Results: HSPCs (CD34+ cells) were derived from 13 healthy human subjects (old subjects n = 6; young subjects n = 7). There were 26,076 genes identified. The HSPCs were ordered and classified along their developmental trajectory during differentiation processes from (1) hematopoietic stem cells (HSC) to (2) myeloid-lymphoid progenitors (MLP), (3) megakaryocyte-erythrocyte progenitors (MEP), (4) granulocytic-monocytic progenitors (GMP), (5) granulocyte- (G), and (6) monocyte- (Mono) progenitors, (7) dendritic cell (DC), (8) erythroid progenitors (E), as well as various subsets of lymphocytes (Ly1 to Ly4). The results are depicted in Figure 1A. Remarkable are the increases in HSCs (p < 0.05) and in Ly4 (p < 0.001) in old subjects. The Kolmogorov-Smirnov test showed a significant delay in the developmental “pseudotimes” of HSCs (p < 0.001) and of Ly4 (p < 0.05). We then compared the differences in GSEA between old and young subjects in each of the following clusters: (A) whole HSPCs; (B) HSPCs along myeloid pathway (mye-HSPC); (C) HSC-MLP-MEP; (D) HSC. The major findings relevant to aging are summarized in Fig. 1B. Pathways that are significantly increased in the old subjects and throughout all comparisons include: “Formation of senescence associated heterochromatin foci”, “Aging signature HSC“, “DNA damage telomere stress induced senescence”, and “TNFR1 induced NFKB signaling pathway”. “Hypoxia”, “P53 pathway“, “IL2 signaling”, “TNFA signaling via NFKB” were elevated upon enrichment of the primitive HSC population, while other pathways decreased: “Senescence associated secretory phenotype (SASP)”, “DNA methylation”. “Cell cycle” and “DNA repair” are consistently more abundant in young subjects. We analyzed the 512 cells in the HSC cluster with higher resolution and were able to identify a sub-cluster “MPP2A” that is significantly increased in old subjects (4.5% of all HSPCs and 28.5% of HSCs, versus 1.9% and 12.9% respectively in young subjects; p < 0.005). The results are depicted in the highlighted circles in Fig. 1A. This population is quiescent and is highly enriched in “aging signature HSC” in old subjects (p <0.0001). Prominent examples of these signature genes within this list are shown in Fig. 1C). Further along the trajectory, a unique population of B cells “Ly4” was found predominantly in old subjects. The transcriptome profile Ly4 is similar to immature and age-associated B cells (ABCs). This cluster of lymphoid cells may represent the precursors of ABCs described thus far only in peripheral blood, providing another evidence that the aging mechanisms at various differentiation stages are different.

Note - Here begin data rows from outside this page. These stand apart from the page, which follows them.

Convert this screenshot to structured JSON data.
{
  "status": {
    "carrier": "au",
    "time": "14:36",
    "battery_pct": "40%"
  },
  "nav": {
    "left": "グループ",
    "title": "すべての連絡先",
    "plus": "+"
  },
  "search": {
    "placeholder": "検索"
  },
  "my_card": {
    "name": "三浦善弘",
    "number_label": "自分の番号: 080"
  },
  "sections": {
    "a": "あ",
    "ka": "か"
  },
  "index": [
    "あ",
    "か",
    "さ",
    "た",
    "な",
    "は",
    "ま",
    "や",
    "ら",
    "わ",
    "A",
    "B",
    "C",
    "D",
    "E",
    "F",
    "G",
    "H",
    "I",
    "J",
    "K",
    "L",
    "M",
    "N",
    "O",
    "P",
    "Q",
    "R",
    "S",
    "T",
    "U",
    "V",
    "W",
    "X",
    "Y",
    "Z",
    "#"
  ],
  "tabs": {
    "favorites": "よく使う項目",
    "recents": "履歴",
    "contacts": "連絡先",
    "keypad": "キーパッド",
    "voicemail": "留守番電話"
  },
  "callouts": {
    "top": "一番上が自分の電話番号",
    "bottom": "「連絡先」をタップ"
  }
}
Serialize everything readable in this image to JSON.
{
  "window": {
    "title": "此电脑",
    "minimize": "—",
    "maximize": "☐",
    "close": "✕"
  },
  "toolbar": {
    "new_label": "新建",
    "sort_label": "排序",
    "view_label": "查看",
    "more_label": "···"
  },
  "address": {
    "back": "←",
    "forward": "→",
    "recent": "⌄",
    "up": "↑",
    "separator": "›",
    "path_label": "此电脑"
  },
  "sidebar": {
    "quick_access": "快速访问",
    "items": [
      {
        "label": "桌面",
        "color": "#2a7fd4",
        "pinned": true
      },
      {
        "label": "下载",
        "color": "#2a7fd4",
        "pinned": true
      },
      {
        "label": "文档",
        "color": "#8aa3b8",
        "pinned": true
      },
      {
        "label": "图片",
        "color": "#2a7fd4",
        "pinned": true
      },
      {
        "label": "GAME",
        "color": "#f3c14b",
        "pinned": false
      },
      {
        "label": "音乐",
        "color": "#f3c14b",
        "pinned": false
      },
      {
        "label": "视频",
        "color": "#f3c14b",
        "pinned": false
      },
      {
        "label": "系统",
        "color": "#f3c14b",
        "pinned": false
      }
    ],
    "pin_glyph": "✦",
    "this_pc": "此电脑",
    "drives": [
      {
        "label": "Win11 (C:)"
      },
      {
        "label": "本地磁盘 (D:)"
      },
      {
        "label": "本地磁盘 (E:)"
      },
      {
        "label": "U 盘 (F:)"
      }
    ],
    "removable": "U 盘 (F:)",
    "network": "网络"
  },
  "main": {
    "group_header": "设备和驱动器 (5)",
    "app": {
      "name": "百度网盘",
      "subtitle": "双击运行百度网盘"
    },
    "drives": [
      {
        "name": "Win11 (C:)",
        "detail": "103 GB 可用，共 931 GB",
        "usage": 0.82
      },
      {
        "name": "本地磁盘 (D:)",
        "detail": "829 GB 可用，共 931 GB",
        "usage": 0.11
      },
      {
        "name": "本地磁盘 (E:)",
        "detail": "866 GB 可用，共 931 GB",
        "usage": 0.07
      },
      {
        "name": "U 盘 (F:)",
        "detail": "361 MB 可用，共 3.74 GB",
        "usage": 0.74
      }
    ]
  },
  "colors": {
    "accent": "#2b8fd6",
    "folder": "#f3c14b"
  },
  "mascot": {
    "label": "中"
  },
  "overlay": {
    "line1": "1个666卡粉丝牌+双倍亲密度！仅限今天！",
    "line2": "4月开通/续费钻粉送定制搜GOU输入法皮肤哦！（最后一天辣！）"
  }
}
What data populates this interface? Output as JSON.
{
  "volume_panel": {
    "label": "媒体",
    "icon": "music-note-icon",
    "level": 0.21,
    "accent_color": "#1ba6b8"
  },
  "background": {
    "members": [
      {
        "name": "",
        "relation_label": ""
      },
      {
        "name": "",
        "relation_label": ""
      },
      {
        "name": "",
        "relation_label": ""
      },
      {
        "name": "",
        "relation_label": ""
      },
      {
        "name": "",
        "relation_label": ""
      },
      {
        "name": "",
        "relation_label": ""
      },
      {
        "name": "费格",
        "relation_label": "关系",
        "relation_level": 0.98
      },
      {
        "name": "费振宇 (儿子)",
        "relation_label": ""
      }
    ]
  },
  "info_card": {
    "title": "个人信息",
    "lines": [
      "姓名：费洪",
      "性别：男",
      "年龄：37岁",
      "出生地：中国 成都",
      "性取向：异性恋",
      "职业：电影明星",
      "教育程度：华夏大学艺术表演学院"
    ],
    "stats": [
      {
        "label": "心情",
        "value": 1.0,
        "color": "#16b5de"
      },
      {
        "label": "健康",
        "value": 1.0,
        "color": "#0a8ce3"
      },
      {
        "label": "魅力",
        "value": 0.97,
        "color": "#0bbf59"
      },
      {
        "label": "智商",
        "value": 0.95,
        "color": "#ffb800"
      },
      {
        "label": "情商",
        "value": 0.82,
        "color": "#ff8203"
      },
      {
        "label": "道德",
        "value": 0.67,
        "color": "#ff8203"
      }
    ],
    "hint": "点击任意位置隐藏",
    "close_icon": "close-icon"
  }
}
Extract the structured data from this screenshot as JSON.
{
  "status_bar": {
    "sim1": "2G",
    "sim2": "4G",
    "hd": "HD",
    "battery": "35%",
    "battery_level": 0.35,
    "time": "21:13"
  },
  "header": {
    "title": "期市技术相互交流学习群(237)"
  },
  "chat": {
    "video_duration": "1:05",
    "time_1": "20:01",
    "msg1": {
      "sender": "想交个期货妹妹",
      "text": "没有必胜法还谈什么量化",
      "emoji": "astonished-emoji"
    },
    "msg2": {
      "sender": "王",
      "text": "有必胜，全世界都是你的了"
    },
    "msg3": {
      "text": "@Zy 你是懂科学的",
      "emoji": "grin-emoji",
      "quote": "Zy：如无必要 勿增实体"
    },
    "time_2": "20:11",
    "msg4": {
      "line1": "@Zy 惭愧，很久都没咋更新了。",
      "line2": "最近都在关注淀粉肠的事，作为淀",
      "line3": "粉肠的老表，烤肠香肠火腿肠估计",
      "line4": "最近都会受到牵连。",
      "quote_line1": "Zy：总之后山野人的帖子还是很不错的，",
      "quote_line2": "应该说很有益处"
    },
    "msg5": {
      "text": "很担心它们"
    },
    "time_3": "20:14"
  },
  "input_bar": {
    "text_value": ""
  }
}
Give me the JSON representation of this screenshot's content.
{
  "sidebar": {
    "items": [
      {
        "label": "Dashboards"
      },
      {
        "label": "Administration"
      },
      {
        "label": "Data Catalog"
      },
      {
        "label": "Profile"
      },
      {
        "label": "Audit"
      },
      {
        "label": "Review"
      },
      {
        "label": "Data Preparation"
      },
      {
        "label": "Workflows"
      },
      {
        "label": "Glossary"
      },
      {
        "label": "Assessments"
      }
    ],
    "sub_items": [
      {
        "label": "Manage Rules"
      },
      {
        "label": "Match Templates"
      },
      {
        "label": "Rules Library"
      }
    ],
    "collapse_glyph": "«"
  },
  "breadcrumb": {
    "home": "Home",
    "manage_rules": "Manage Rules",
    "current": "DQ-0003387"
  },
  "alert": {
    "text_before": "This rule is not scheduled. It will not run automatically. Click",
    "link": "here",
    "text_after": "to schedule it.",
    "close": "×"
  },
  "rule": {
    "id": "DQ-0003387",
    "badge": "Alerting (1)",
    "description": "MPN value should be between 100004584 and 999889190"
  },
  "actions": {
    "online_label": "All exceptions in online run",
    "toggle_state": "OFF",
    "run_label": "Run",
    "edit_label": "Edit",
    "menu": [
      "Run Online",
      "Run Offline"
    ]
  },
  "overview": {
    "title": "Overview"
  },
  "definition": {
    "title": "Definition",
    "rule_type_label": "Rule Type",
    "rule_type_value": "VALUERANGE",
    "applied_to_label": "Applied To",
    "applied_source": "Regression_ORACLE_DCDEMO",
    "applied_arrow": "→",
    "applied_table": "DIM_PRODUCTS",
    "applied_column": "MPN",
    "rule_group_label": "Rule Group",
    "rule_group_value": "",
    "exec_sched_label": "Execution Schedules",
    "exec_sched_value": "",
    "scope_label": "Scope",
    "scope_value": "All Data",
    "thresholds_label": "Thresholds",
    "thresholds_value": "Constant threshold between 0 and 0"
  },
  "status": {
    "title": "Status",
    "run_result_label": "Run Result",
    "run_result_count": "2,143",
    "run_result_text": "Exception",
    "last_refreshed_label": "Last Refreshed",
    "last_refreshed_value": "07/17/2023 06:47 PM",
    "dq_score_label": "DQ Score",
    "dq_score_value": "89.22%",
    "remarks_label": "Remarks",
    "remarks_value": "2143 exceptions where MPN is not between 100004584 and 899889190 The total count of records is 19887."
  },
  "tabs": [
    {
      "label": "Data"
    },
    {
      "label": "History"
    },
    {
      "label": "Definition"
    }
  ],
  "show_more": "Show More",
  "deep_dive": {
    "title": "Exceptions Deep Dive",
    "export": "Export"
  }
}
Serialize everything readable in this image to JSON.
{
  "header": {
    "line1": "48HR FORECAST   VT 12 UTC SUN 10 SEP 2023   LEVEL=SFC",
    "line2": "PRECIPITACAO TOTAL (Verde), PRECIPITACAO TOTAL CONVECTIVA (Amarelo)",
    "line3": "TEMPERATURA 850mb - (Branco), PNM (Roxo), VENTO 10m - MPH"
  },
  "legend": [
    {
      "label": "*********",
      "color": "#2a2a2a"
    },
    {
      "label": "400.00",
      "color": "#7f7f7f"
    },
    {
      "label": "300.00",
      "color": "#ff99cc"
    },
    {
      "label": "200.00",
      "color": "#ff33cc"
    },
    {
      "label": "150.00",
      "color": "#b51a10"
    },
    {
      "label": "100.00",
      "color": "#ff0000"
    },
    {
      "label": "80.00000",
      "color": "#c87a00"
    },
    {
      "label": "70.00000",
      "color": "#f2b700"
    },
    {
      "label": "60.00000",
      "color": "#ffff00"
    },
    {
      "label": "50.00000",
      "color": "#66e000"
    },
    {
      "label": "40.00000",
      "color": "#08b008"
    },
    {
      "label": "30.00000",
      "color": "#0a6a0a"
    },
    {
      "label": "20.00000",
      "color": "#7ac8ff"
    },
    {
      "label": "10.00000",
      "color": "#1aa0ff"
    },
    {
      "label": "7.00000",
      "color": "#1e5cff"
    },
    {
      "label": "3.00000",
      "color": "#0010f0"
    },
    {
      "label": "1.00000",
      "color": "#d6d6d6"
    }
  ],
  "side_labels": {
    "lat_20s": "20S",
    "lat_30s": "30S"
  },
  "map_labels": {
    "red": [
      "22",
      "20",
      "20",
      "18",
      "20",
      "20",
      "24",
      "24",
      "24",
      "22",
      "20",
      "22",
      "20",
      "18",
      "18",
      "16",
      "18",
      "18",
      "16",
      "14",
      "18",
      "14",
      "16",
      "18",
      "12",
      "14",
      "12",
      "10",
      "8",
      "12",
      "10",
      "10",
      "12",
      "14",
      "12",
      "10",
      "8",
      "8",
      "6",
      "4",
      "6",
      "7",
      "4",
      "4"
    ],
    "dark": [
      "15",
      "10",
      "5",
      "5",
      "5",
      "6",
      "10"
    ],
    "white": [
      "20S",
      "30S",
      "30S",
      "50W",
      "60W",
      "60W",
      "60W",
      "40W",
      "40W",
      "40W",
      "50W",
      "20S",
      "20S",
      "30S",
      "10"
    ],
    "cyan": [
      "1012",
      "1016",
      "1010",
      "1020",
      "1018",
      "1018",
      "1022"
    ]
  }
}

Conclusions: In this study, we have defined specific pathways that distinctly separate aging HSCPs from young ones, and shown that the definition of “aging signature” varies with developmental stages. The accumulation a small cluster in the non-primed HSC compartment, with “aging signature HSC” and cell cycle arrest in old subjects indicates that aging of human hematopoiesis is induced by clonal evolution. The abundance of a unique population among lymphoid precursors with expression profiles similar to ABCs demonstrates that lymphoid and myeloid progenitors age differently.

Disclosures: No relevant conflicts of interest to declare.

*signifies non-member of ASH